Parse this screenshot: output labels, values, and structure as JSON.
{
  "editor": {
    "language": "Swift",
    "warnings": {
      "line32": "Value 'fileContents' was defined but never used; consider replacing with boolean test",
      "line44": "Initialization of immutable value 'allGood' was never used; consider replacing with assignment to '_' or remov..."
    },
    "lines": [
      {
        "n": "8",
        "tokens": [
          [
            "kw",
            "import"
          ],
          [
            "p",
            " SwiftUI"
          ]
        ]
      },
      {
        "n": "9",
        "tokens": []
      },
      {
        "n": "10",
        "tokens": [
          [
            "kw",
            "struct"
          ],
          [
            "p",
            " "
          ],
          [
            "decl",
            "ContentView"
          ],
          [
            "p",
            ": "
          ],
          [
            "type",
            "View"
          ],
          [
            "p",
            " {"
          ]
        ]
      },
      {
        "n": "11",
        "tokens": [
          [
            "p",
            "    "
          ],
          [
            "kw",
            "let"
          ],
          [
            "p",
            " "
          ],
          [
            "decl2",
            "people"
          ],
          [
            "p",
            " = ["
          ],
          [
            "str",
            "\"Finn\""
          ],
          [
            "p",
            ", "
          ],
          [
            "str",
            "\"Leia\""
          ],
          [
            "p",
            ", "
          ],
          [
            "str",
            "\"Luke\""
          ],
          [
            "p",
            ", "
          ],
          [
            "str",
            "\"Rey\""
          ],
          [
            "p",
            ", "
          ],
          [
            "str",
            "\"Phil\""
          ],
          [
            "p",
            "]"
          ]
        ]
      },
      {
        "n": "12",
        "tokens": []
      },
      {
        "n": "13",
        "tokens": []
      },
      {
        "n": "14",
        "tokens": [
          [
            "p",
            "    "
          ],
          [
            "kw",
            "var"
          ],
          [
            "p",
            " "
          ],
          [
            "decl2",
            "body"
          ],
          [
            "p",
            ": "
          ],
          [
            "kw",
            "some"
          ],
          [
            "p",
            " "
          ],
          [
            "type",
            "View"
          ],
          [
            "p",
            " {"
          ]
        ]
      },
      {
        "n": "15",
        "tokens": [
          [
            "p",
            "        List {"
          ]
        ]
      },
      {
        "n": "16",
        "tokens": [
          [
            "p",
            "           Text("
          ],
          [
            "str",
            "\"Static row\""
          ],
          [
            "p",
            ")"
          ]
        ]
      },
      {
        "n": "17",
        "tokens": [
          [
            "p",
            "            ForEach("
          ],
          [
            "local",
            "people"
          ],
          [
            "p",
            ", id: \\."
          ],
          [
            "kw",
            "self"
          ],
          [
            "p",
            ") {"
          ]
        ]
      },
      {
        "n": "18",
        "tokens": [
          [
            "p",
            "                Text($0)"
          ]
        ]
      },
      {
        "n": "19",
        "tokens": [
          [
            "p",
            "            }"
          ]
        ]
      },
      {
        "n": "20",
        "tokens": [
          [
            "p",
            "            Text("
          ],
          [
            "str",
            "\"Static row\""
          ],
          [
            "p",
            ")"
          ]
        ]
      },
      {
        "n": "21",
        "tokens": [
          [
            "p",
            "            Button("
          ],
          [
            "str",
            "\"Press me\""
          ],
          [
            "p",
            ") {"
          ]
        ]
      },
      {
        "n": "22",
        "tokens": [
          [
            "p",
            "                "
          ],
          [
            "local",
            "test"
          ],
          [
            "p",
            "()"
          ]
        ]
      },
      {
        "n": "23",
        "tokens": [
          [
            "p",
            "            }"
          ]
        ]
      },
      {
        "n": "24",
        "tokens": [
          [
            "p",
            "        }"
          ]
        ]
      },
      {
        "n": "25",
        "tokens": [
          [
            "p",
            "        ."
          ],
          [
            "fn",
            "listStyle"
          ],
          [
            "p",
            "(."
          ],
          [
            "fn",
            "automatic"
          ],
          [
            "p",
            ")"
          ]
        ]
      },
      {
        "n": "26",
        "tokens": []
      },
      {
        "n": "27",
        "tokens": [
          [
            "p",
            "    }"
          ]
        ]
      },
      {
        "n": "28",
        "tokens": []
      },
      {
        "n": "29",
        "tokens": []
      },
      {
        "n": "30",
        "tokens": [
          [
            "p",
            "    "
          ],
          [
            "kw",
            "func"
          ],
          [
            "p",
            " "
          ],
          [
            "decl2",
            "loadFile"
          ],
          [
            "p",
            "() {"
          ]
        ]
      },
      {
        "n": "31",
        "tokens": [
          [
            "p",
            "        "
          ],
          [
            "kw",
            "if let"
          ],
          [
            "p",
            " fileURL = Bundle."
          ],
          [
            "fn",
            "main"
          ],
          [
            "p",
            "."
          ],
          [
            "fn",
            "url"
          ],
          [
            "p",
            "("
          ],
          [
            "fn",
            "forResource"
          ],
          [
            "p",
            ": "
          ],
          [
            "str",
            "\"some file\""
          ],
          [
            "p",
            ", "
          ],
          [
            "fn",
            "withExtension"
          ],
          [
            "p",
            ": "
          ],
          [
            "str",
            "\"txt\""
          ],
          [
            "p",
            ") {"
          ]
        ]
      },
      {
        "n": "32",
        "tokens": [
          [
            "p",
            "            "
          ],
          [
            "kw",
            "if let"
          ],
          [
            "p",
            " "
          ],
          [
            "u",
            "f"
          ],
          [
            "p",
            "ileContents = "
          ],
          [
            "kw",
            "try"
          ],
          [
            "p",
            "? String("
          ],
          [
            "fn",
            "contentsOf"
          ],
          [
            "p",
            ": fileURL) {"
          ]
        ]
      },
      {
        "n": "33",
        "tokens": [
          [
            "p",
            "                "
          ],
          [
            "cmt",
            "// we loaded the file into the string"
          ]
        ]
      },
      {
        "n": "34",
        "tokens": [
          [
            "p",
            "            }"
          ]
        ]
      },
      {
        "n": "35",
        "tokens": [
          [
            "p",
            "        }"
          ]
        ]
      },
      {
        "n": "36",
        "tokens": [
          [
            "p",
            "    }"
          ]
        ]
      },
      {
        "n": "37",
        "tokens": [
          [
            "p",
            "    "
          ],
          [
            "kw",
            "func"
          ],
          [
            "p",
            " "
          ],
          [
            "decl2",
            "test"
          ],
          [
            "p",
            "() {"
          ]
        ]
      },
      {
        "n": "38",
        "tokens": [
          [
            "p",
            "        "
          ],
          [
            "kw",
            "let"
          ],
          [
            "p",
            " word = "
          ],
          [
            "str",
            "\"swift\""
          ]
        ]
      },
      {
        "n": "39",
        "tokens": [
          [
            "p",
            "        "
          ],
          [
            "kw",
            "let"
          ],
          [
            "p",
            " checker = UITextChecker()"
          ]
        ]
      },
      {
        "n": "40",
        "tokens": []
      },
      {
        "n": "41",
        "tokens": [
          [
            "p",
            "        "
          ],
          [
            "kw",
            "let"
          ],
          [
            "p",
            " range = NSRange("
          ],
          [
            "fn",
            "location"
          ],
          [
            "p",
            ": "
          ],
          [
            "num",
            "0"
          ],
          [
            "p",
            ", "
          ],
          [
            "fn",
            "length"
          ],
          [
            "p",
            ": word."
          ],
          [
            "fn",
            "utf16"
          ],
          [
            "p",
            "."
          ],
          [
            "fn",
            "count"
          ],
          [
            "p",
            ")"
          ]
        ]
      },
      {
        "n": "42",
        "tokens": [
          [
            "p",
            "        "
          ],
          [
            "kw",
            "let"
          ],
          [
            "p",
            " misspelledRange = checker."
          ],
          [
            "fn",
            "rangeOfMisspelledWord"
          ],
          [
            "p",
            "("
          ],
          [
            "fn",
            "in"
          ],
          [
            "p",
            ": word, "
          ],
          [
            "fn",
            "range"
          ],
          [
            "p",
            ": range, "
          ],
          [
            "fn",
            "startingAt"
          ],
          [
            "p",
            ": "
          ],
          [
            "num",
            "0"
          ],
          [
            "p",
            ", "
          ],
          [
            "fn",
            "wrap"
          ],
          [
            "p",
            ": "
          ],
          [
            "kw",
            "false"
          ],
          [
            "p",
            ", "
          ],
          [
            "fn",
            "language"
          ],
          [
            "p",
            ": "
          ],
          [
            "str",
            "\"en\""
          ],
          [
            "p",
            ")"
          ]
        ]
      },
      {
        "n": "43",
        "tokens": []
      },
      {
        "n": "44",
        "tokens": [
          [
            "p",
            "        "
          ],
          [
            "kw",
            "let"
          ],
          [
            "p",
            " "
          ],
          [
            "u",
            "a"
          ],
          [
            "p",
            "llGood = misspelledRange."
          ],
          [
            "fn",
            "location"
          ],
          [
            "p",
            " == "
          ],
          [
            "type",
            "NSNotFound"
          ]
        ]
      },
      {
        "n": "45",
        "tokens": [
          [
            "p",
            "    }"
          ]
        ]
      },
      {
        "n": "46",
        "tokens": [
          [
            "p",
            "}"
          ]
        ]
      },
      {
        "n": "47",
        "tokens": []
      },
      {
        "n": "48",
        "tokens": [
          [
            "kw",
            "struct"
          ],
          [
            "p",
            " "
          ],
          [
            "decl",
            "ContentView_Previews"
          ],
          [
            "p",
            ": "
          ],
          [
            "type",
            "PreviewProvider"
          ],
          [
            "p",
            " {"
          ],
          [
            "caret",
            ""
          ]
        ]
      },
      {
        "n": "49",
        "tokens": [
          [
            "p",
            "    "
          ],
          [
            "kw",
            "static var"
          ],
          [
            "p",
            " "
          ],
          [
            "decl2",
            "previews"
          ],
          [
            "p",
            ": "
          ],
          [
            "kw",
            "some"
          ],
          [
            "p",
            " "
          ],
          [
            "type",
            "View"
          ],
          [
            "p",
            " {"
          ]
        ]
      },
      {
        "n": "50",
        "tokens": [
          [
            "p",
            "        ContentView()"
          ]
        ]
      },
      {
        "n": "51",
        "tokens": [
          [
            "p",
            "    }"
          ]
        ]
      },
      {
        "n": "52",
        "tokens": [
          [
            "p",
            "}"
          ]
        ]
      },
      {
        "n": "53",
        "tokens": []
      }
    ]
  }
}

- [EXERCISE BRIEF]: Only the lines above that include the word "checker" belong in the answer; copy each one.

- [REPLY TO THE EXERCISE]:
            " checker = UITextChecker()"
            " misspelledRange = checker."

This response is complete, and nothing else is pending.